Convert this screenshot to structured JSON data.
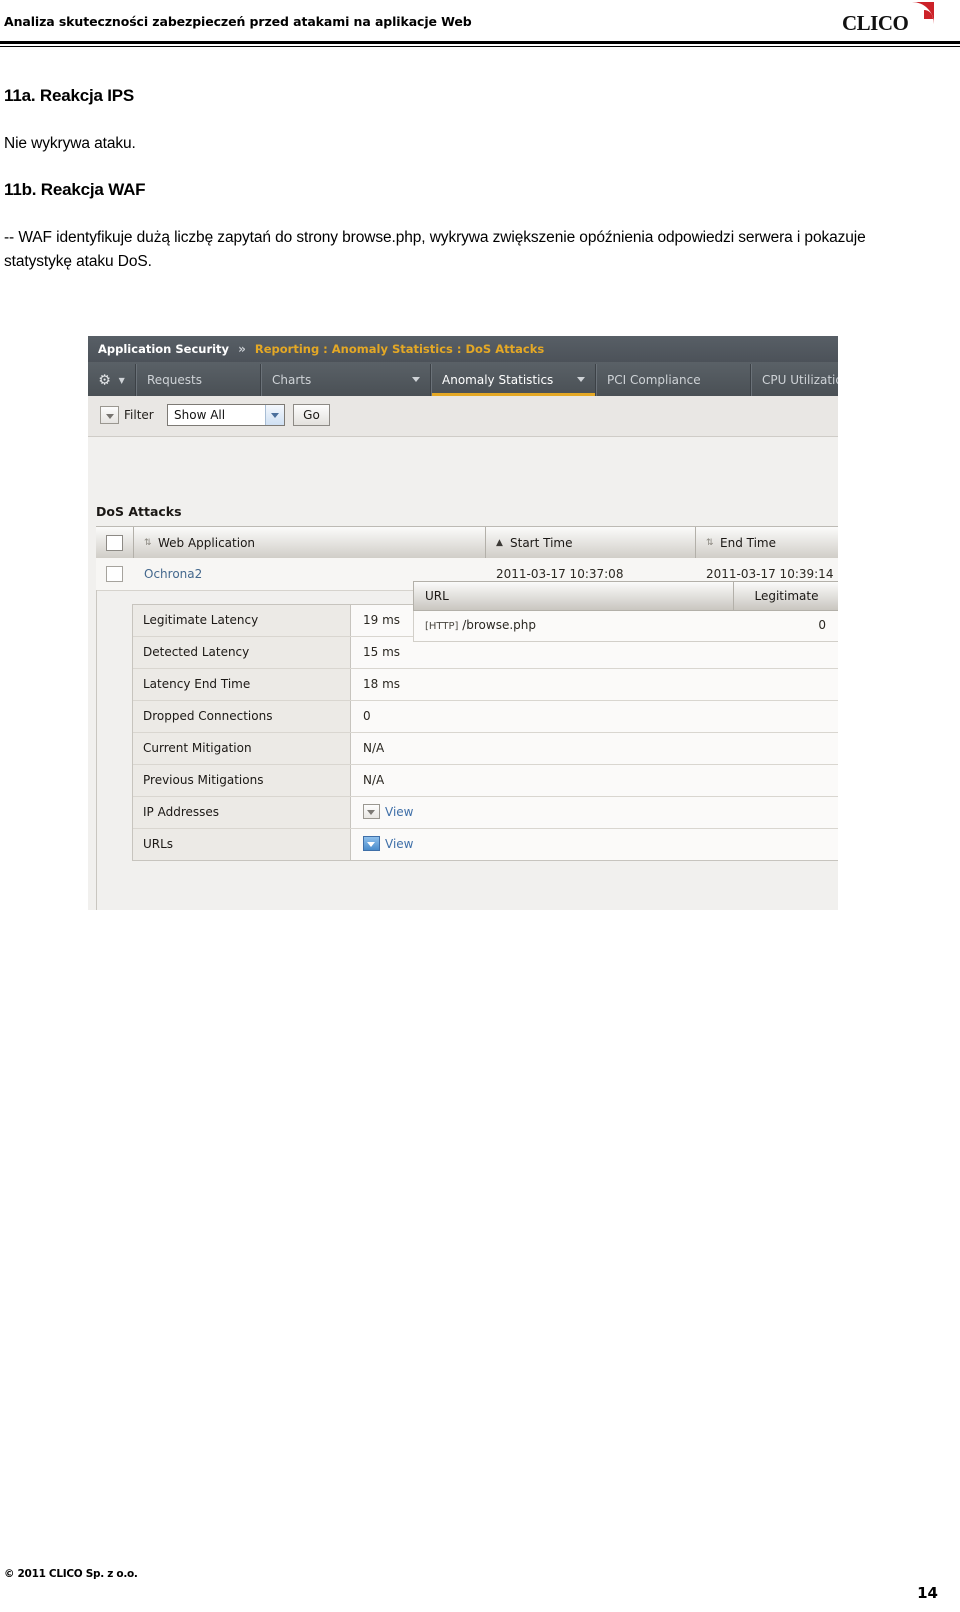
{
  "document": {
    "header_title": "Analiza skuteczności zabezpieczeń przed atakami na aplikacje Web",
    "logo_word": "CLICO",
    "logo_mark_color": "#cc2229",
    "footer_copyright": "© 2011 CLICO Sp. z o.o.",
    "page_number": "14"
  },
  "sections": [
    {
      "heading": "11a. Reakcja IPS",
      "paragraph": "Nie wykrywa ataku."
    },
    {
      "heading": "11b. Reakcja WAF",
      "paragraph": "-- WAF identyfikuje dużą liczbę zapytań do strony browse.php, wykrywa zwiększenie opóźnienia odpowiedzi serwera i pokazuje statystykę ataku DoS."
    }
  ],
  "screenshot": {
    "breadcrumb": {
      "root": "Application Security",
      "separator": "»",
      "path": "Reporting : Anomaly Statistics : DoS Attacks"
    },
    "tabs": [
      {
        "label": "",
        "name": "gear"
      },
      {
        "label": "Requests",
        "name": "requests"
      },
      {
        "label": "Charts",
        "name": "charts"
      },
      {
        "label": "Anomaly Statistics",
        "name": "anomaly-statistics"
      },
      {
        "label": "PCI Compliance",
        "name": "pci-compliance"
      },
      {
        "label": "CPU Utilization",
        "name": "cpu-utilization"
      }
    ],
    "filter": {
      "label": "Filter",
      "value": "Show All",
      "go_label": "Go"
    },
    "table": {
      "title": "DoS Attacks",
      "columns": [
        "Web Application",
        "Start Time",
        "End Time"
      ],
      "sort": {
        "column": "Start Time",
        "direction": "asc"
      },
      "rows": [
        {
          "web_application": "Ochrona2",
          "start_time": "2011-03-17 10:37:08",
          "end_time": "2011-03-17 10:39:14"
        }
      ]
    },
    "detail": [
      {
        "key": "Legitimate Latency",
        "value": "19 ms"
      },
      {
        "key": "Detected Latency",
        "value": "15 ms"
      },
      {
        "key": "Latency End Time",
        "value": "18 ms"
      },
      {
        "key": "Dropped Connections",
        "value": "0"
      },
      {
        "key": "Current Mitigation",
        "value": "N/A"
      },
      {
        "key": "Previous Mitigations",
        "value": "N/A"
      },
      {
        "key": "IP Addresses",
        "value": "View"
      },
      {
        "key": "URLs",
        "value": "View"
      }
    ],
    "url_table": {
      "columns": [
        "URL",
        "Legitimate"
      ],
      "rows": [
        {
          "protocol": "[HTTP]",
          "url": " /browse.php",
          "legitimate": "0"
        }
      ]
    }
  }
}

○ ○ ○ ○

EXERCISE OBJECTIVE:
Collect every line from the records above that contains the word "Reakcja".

THE COMPLETED TASK:
      "heading": "11a. Reakcja IPS",
      "heading": "11b. Reakcja WAF",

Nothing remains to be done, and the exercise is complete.